Chalk pisé: a type of adobe; chalk mixed with water, set in a mortar of chalk and sand and forced between boards, which are removed as it hardens. The illustration, from a 1919 book by Clough Williams-Ellis, shows how the blocks were made.
Jessica Mary Albery (1908-1990), who was among the first of her generation of women to qualify as an architect, used pisé in 1932 to construct workers’ cottages for Hugh’s Settlement, a social experiment near Andover, Hants, whose aim was to build a community of “industrious and contented people”.
The Register, a census conducted in England & Wales at the beginning of Oct 1939, lists Jessica as a chartered architect and volunteer ambulance driver for the London Auxiliary Ambulance Service, living at Thurloe Court, Fulham Road with her sister-in-law Mary Isaac (1909-1993), a junior retail executive and ambulance attendant. (Aside: Mary’s brother John, a Pilot Officer in the RAF’s 600 Sqdn became one of the 1st casualties of war when his Bristol Blenheim crashed in Hendon, N. London, a mere 110mins after war with Germany was declared.)
I think Mary’s children were probably evacuated to Dartford, Kent to stay w/ her husband’s parents Irving (Cons MP for Gravesend) and Jill Albery at their beautiful 18thC manor house. Mary must have had a heart-stopping moment when she learned the building had been badly damaged by a bomb on 20 Apr 1941. Fortunately, the family was away and there were no casualties.
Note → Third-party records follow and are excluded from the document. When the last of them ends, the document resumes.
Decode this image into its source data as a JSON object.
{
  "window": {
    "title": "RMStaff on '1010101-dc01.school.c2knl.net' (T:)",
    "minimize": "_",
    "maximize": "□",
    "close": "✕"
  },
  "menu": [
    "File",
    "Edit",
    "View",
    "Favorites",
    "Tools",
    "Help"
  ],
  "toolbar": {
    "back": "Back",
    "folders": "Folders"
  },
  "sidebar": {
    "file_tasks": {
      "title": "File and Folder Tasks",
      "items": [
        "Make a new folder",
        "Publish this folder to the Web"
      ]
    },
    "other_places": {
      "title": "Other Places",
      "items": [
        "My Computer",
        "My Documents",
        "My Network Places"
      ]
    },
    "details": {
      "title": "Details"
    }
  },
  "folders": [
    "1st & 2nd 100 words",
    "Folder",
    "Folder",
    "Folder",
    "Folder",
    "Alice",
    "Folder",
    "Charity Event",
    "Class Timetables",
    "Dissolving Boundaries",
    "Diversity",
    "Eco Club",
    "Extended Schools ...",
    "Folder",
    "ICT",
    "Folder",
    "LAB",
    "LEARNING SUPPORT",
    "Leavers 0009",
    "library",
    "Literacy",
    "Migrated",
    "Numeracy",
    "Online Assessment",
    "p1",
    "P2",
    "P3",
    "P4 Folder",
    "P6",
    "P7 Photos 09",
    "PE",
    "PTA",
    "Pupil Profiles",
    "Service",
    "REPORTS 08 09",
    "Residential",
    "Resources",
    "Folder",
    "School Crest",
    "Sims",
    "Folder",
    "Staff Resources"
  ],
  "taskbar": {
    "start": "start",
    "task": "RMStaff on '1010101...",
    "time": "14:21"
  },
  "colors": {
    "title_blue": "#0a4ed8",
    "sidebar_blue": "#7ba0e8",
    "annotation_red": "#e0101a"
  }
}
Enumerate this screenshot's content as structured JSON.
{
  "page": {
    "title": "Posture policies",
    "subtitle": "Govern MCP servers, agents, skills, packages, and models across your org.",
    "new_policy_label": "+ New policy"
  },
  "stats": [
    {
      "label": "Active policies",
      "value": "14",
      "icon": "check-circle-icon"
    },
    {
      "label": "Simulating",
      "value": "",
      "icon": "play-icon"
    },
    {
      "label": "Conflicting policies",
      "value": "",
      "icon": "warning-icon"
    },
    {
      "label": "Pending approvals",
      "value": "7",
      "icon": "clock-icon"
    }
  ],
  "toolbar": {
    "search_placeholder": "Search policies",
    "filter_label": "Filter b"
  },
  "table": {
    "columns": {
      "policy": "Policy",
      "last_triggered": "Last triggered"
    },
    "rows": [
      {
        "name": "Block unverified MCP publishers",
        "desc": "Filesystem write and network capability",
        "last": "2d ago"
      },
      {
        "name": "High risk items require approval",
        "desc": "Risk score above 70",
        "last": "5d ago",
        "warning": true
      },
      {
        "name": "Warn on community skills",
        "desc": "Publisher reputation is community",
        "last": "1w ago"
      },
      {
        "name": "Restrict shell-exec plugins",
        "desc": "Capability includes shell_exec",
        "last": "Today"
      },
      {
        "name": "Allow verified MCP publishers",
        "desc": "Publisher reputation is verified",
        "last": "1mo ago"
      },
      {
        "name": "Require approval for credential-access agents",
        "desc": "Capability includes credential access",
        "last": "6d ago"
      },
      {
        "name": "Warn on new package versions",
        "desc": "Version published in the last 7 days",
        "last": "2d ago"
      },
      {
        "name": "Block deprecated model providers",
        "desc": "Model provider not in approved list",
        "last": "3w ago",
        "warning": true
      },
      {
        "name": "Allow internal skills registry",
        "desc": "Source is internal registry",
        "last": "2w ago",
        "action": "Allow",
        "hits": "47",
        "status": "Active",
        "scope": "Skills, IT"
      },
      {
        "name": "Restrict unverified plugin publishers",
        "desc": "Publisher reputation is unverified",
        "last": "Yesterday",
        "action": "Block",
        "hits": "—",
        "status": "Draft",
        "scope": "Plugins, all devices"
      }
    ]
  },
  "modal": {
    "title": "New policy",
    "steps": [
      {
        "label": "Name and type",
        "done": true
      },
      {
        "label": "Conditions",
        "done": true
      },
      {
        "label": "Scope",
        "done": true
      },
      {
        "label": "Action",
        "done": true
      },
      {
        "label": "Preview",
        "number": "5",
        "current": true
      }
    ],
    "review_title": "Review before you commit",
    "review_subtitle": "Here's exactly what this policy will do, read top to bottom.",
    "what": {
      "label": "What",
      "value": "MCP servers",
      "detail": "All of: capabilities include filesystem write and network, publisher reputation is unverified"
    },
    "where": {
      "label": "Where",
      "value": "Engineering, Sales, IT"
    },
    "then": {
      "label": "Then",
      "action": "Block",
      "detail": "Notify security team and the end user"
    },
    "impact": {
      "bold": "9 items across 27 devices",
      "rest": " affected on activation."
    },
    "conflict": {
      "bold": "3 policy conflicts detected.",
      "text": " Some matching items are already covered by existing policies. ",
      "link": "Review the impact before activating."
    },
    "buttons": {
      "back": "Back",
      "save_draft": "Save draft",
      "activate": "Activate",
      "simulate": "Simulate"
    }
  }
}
After the ‘first Blitz’ ended in May 1941 the crews grew bored and restless but the danger remained, from unexploded bombs and sporadic air raids. We don’t know for how long Jessica and Mary worked as volunteers for the LAAS. From mid 1942 no one was allowed to leave on any grounds apart from sickness or discipline (my diarist June S. was one of the few who managed to wangle an exit).
Jessica probably left in or before 1944. In April of that year she was working on Max Lock’s Middlesbrough Survey, an astonishingly forward-thinking planning project to address health outcomes through housing policy developed in part by talking directly to the people affected. It embodied the hope for a new way of living after the trauma of war.